Brian Ross
So, where's veteran ABC News reporter Brian Ross? The embattled reporter who went off half-cocked in December over a Trump-Russia story has not returned to work. Earlier last month, Ross reported that Michael Flynn, who later became Donald Trumps' short-lived national security adviser, was instructed to make contact with the Russians during the 2016 campaign. It was actually after Trump won the election and was part of your typical laying of a diplomatic groundwork game that's part of every transition for an incoming administration.

The news tanked the markets by 350 points on December 1 as a result. It was a total disaster. First, it took the network several hours to issue a correction that they botched the dates in their story. ABC News president, James Goldston, reportedly torched the news division, adding that the sloppy work will only make their jobs harder for the future. That and his anger over the larger point that they failed to make sure that this information was factually accurate. It was a tongue lashing that was warranted.

As for Ross, ABC News suspended him for four weeks without pay. And this isn't his first foul-up. Ross has done this before. In 2012, after the tragic Aurora shooting, he said that the shooter, James Holmes, might be a member of the Tea Party. That was not accurate either. Those are the most recent flubs. He's stepped on quite a few rakes throughout his career. As of today, his suspension is over. So, where is he? Well, ABC News is mum on the subject about Ross returning to ABC News (via Fox News):
Ross was placed on a four-week, unpaid suspension after he reported incorrectly on live television that fired National Security Adviser Michael Flynn would testify that Trump had ordered him to make contact with Russians about foreign policy while Trump was still a candidate. The report raised the specter of Trump's impeachment and sent the stock market plummeting.

After ABC was forced to retract the report, ABC News President James Goldston said on a staff conference call that he'd never felt more "rage, disappointment and frustration" in his entire career, and that Ross would never cover Trump again.

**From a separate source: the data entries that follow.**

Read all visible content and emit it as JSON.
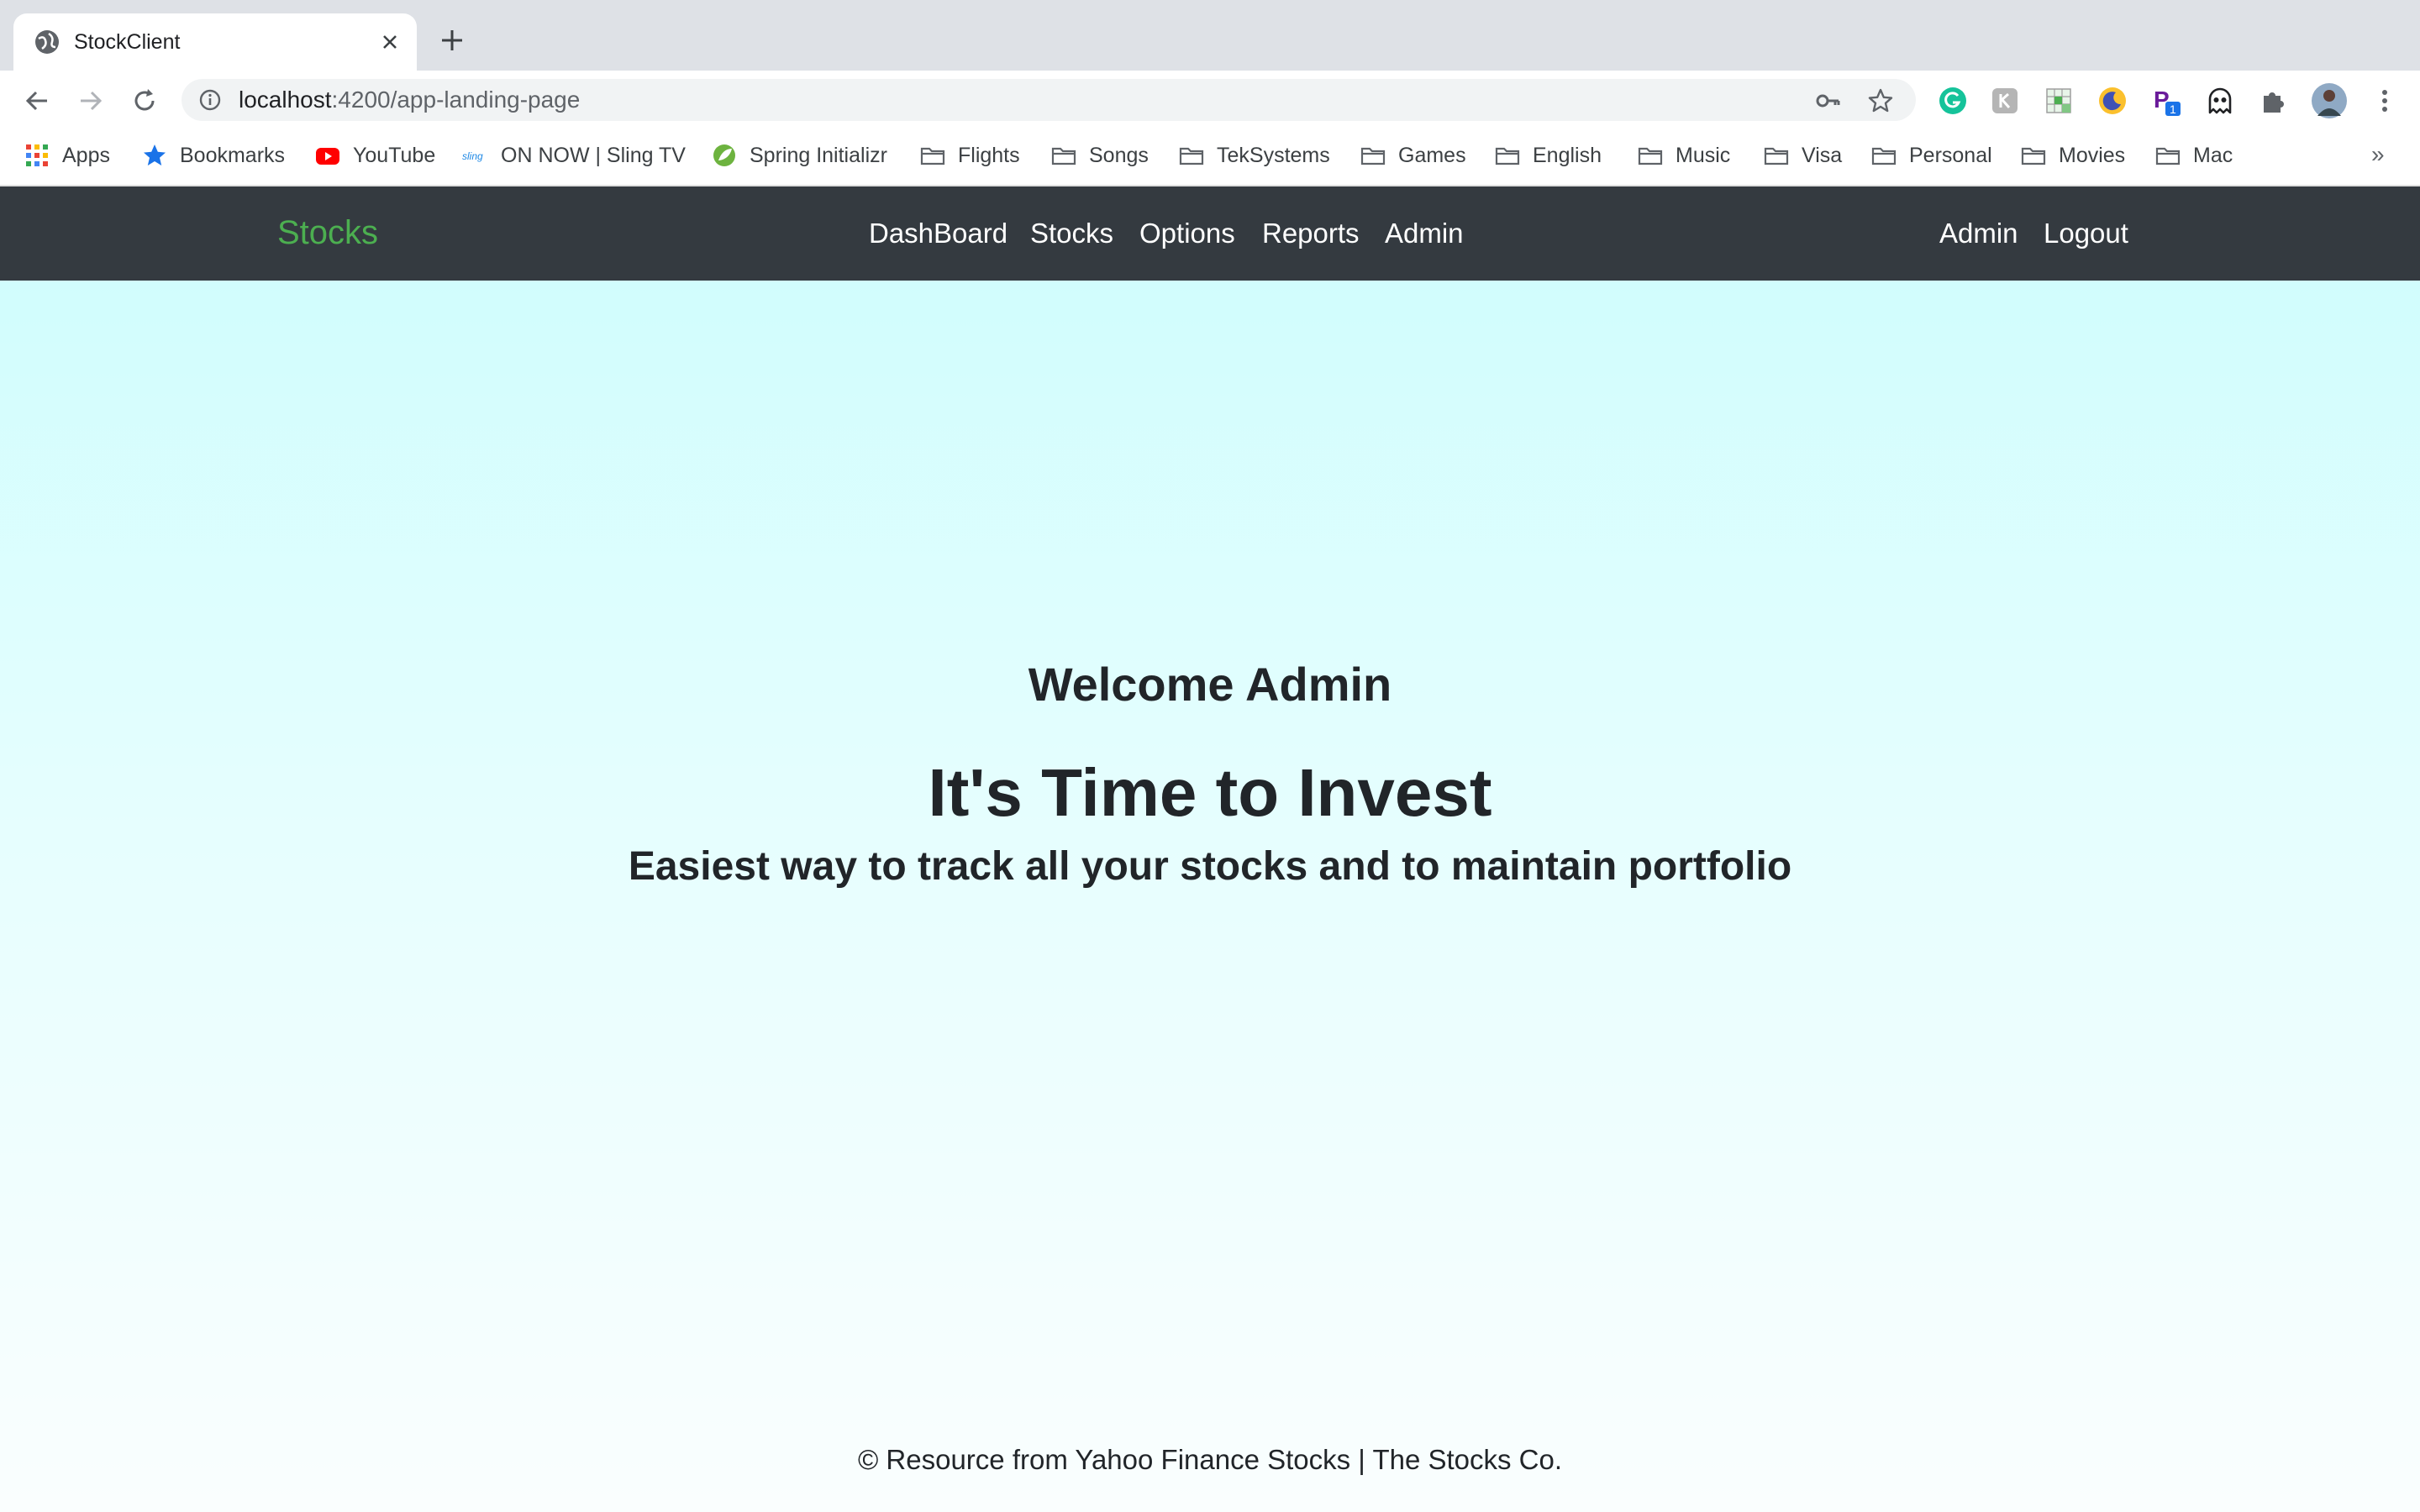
{
  "browser": {
    "tab_title": "StockClient",
    "url_host": "localhost",
    "url_path": ":4200/app-landing-page",
    "extension_badge": "1"
  },
  "bookmarks": [
    {
      "label": "Apps",
      "icon": "apps-grid-icon"
    },
    {
      "label": "Bookmarks",
      "icon": "star-icon"
    },
    {
      "label": "YouTube",
      "icon": "youtube-icon"
    },
    {
      "label": "ON NOW | Sling TV",
      "icon": "sling-icon"
    },
    {
      "label": "Spring Initializr",
      "icon": "spring-icon"
    },
    {
      "label": "Flights",
      "icon": "folder-icon"
    },
    {
      "label": "Songs",
      "icon": "folder-icon"
    },
    {
      "label": "TekSystems",
      "icon": "folder-icon"
    },
    {
      "label": "Games",
      "icon": "folder-icon"
    },
    {
      "label": "English",
      "icon": "folder-icon"
    },
    {
      "label": "Music",
      "icon": "folder-icon"
    },
    {
      "label": "Visa",
      "icon": "folder-icon"
    },
    {
      "label": "Personal",
      "icon": "folder-icon"
    },
    {
      "label": "Movies",
      "icon": "folder-icon"
    },
    {
      "label": "Mac",
      "icon": "folder-icon"
    }
  ],
  "bookmarks_overflow": "»",
  "navbar": {
    "brand": "Stocks",
    "links": [
      "DashBoard",
      "Stocks",
      "Options",
      "Reports",
      "Admin"
    ],
    "right_links": [
      "Admin",
      "Logout"
    ]
  },
  "hero": {
    "welcome": "Welcome Admin",
    "headline": "It's Time to Invest",
    "subline": "Easiest way to track all your stocks and to maintain portfolio"
  },
  "footer": {
    "text": "© Resource from Yahoo Finance Stocks | The Stocks Co."
  },
  "colors": {
    "navbar_bg": "#343a40",
    "brand": "#4caf50",
    "hero_bg_top": "#d1fdfd"
  }
}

Today, an ABC News spokesperson declined to comment on whether Ross will ever be returning to work at all.

"Sounds like separation negotiations," an industry insider told Fox News.


Ross' gaffe was the latest in a series of black marks for the multi-award winning reporter, who has been at ABC News since 1994 after spending nearly two decades at NBC. He has not been sanctioned for past errors.

In 2001, Ross incorrectly reported that Saddam Hussein's Iraqi dictatorship may have been responsible for anthrax attacks that terrorized the United States in the months after 9/11. Then-White House press secretary Ari Fleischer tweeted last month that he "explicitly told ABC News not to go with the anthrax story because it was wrong. Brian Ross went with it anyway - and one week later issued a murky, hard to understand correction."


In 2006, Ross reported that then-House Speaker Dennis Hastert was a target of a federal corruption probe involving former lobbyist Jack Abramoff. Despite the Justice Department's denial, Ross insisted that Hastert was "very much in the mix" of the investigation. Hastert was never approached by prosecutors.

In 2010, Ross fronted a report called "Taking on Toyota," which claimed that some of the Japanese automaker's cars contained a defect that caused "unintended acceleration." The report included footage of a tachometer shooting from 1,000 to 6,200 RPM in seconds while Ross sat behind the wheel. However, the same footage showed that the car Ross was inside was parked with the doors open at the time.
The future sounds quite shaky for Mr. Ross.